Disappointingly, the journalism establishment followed suit, reflexively portraying Romney’s stab at “humorous” storytelling as yet another instance of political malpractice, on a par with his blurting out that he likes to fire people, that he is “not concerned about the very poor,” two recent gaffes that fit perfectly into the "Romney as Richie Rich" caricature. On Thursday’s installment of Now, MSNBC’s lively panel show hosted by Alex Wagner, not a single participant, not even conservative columnist S.E. Cupp, was willing to defend Romney’s remarks. In other words, if Mitt were minimally competent at the tradecraft of politics, he would avoid revealing his true self to voters and risking the possibility that they wouldn’t accept him on his own terms.

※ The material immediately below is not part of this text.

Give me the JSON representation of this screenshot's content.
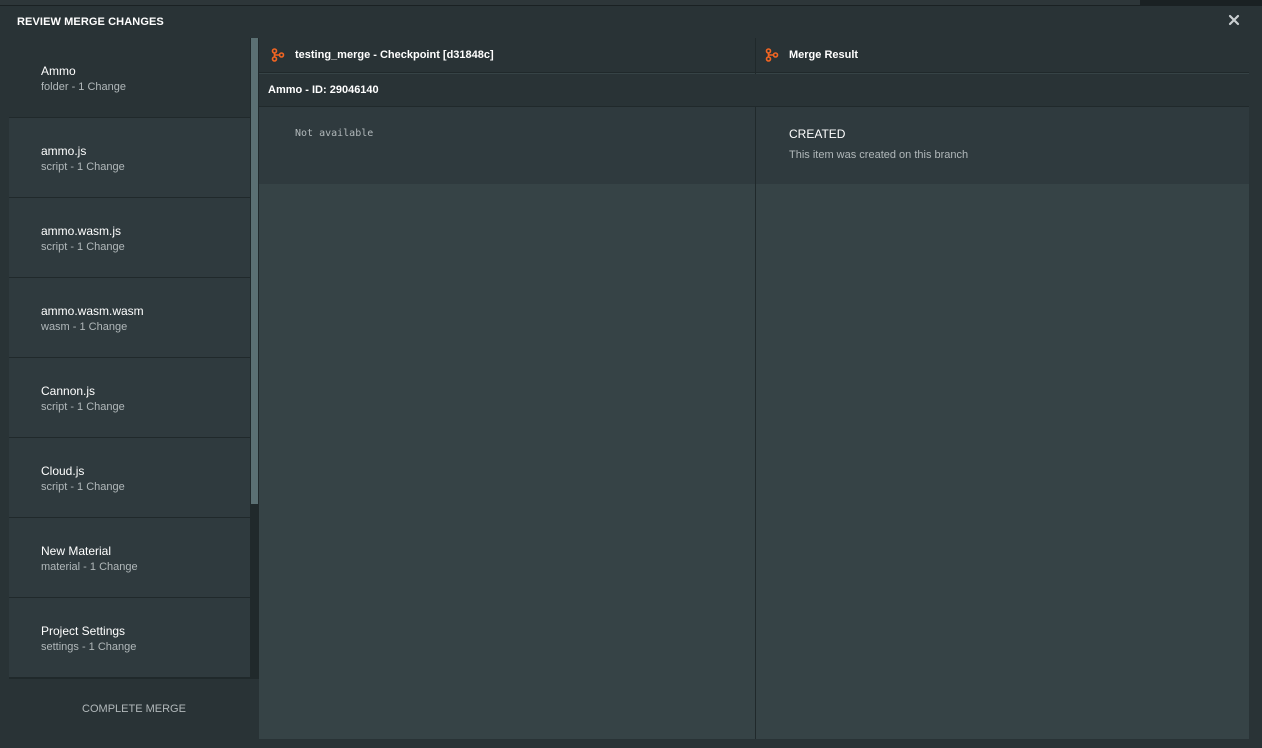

Better he should hide behind his highly paid consultants—a lesson that, no doubt, Romney will take to heart. And if the ruse is deemed successful (and so far the jury is very much out on his efforts to remake himself from a Massachusetts moderate into a “severe” conservative), the media will applaud and heap praise on his savvy communications team. One would think that political journalists would try to encourage a little honesty, even the occasional display of a foible or two, in their presidential candidates. But all too often, the price exacted for behaving like a human being is far too dear.
The losers, of course, are the voters, who, by Election Day, won’t have encountered the real man, merely the carefully calibrated package.